  • 50g feta cheese
  • freshly ground black pepper
  • 1 tomato roughly chopped into 2cm cubes

Barley has a slightly lower carbohydrate content per gram than other refined white rice due to the fiberous husk, however is comparable nutritionally to brown rice. You could also use brown rice as an alternative in this recipe.  The lamb makes this recipe high in iron and suitable for female athletes, or distance runners.
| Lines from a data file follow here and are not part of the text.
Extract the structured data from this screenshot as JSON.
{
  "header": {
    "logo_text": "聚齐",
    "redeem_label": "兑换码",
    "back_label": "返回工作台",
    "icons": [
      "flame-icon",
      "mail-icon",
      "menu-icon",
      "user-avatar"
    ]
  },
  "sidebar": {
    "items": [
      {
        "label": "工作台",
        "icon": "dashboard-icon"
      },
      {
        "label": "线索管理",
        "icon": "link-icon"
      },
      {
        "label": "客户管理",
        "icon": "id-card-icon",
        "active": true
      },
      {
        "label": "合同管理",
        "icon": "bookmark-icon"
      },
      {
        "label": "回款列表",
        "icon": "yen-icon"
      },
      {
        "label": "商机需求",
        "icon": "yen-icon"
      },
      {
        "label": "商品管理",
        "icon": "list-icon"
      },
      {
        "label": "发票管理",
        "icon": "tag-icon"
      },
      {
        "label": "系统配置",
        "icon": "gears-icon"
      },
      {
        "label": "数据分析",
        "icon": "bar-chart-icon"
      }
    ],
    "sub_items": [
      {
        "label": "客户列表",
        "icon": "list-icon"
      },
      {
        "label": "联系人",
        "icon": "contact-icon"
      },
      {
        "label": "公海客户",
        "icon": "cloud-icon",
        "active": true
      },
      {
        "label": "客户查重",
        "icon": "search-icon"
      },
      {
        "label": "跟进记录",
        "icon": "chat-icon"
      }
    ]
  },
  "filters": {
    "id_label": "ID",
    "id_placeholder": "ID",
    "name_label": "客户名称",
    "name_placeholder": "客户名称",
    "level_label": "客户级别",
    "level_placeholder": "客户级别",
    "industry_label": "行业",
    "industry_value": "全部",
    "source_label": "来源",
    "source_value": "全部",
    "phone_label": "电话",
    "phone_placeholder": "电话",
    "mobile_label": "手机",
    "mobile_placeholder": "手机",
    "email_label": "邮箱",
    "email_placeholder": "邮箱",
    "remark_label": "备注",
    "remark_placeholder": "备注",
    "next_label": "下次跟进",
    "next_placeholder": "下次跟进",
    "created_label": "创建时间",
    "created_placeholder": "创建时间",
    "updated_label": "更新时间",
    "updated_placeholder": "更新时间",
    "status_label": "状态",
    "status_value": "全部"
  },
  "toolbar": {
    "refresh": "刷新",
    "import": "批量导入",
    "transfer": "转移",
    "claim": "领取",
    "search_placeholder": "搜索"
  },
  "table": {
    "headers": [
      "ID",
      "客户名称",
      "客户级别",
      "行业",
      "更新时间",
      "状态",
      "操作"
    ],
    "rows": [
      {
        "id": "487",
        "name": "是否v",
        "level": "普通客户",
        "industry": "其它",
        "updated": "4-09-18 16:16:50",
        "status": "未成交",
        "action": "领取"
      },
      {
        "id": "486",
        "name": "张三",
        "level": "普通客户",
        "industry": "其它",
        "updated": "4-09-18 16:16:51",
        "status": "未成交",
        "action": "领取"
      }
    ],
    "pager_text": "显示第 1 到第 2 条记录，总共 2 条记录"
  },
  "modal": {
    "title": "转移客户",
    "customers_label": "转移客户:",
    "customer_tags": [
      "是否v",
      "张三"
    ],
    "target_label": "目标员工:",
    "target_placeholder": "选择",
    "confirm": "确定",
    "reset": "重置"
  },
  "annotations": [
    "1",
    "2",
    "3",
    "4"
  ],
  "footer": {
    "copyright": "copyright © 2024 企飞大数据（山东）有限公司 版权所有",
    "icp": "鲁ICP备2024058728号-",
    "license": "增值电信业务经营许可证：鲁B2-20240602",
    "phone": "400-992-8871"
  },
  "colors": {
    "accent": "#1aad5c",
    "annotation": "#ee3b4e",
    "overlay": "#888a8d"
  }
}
The lamb should be low fat to reduce the amount of saturated fat, however pesto contains a lot of fat but the good type of oil, so if you are trying to reduce body fat, reduce or eliminate the amount of pesto, and replace with 1/2 bunch of fresh basil to boost the flavour.


  1. Soak barley overnight if possible, otherwise cooking time will be increased
  2. Fry the lamb in a non-stick fry pan until cooked and slightly pink in the centre (or as desired), leave to rest steps 3 & 4, then slice thinly while waiting in step 5
  3. Using a deep non-stick pot, fry onions on med-high heat with a dash of oil till soft
  4. Add pearl barley to the pot, then add the baslamic vinegar, stir till mostly evaporated
  5. Add 1 cup of stock and cook until mostly absorbed (~5 minutes)
  6. Add broccoli and second cup of stock and cook until mostly absorbed (~5 minutes)
  7. Add small amounts of water until barley is soft but still with a slight crunch
  8. Add the sliced lamb
  9. Turn off heat and stir in pesto, crumbled feta and pepper
  10. Serve and top with diced tomatoes.